▶ TRY IT: Would you give the entries below again in full, exactly as they stand?

[Dataset excerpts]
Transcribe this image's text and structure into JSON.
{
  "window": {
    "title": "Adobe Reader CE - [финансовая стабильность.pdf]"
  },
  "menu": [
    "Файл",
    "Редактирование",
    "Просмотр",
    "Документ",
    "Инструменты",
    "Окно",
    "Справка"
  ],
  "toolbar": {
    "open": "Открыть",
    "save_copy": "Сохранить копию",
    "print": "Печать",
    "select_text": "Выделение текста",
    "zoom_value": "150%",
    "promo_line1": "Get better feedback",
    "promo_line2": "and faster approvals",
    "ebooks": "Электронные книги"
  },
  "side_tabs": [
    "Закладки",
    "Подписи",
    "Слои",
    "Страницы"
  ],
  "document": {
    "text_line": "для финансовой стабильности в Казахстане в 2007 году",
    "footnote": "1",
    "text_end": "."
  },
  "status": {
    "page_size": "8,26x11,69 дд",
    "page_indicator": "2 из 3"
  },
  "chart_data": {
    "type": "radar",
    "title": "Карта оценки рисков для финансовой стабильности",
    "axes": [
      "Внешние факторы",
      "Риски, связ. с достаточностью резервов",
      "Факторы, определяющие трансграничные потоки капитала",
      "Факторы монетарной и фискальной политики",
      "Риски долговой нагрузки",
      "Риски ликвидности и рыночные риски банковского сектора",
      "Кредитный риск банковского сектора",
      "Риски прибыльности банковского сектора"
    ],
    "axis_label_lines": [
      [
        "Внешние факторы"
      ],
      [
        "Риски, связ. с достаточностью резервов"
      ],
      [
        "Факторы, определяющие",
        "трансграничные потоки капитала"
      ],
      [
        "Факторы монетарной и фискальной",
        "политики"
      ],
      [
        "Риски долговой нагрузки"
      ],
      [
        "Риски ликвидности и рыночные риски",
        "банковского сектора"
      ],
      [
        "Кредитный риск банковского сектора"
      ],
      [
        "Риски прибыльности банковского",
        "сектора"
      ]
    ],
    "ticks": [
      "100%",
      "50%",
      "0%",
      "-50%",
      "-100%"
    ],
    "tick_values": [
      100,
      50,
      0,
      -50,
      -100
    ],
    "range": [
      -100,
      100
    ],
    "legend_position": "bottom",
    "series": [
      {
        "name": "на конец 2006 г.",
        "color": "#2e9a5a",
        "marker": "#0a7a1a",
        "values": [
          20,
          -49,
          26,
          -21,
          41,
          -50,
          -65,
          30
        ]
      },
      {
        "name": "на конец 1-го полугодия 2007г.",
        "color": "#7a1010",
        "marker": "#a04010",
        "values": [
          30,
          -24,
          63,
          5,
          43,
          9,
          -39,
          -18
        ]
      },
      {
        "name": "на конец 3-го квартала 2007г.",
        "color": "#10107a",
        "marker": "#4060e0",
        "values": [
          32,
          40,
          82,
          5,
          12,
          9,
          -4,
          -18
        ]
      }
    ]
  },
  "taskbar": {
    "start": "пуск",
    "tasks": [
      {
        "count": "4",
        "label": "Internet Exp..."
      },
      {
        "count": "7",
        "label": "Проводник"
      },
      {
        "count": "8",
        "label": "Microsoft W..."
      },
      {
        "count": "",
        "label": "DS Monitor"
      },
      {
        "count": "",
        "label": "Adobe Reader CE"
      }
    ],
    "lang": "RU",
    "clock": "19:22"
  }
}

▶ RESULT BELOW:
Transcribe this image's text and structure into JSON.
{
  "window": {
    "title": "Adobe Reader CE - [финансовая стабильность.pdf]"
  },
  "menu": [
    "Файл",
    "Редактирование",
    "Просмотр",
    "Документ",
    "Инструменты",
    "Окно",
    "Справка"
  ],
  "toolbar": {
    "open": "Открыть",
    "save_copy": "Сохранить копию",
    "print": "Печать",
    "select_text": "Выделение текста",
    "zoom_value": "150%",
    "promo_line1": "Get better feedback",
    "promo_line2": "and faster approvals",
    "ebooks": "Электронные книги"
  },
  "side_tabs": [
    "Закладки",
    "Подписи",
    "Слои",
    "Страницы"
  ],
  "document": {
    "text_line": "для финансовой стабильности в Казахстане в 2007 году",
    "footnote": "1",
    "text_end": "."
  },
  "status": {
    "page_size": "8,26x11,69 дд",
    "page_indicator": "2 из 3"
  },
  "chart_data": {
    "type": "radar",
    "title": "Карта оценки рисков для финансовой стабильности",
    "axes": [
      "Внешние факторы",
      "Риски, связ. с достаточностью резервов",
      "Факторы, определяющие трансграничные потоки капитала",
      "Факторы монетарной и фискальной политики",
      "Риски долговой нагрузки",
      "Риски ликвидности и рыночные риски банковского сектора",
      "Кредитный риск банковского сектора",
      "Риски прибыльности банковского сектора"
    ],
    "axis_label_lines": [
      [
        "Внешние факторы"
      ],
      [
        "Риски, связ. с достаточностью резервов"
      ],
      [
        "Факторы, определяющие",
        "трансграничные потоки капитала"
      ],
      [
        "Факторы монетарной и фискальной",
        "политики"
      ],
      [
        "Риски долговой нагрузки"
      ],
      [
        "Риски ликвидности и рыночные риски",
        "банковского сектора"
      ],
      [
        "Кредитный риск банковского сектора"
      ],
      [
        "Риски прибыльности банковского",
        "сектора"
      ]
    ],
    "ticks": [
      "100%",
      "50%",
      "0%",
      "-50%",
      "-100%"
    ],
    "tick_values": [
      100,
      50,
      0,
      -50,
      -100
    ],
    "range": [
      -100,
      100
    ],
    "legend_position": "bottom",
    "series": [
      {
        "name": "на конец 2006 г.",
        "color": "#2e9a5a",
        "marker": "#0a7a1a",
        "values": [
          20,
          -49,
          26,
          -21,
          41,
          -50,
          -65,
          30
        ]
      },
      {
        "name": "на конец 1-го полугодия 2007г.",
        "color": "#7a1010",
        "marker": "#a04010",
        "values": [
          30,
          -24,
          63,
          5,
          43,
          9,
          -39,
          -18
        ]
      },
      {
        "name": "на конец 3-го квартала 2007г.",
        "color": "#10107a",
        "marker": "#4060e0",
        "values": [
          32,
          40,
          82,
          5,
          12,
          9,
          -4,
          -18
        ]
      }
    ]
  },
  "taskbar": {
    "start": "пуск",
    "tasks": [
      {
        "count": "4",
        "label": "Internet Exp..."
      },
      {
        "count": "7",
        "label": "Проводник"
      },
      {
        "count": "8",
        "label": "Microsoft W..."
      },
      {
        "count": "",
        "label": "DS Monitor"
      },
      {
        "count": "",
        "label": "Adobe Reader CE"
      }
    ],
    "lang": "RU",
    "clock": "19:22"
  }
}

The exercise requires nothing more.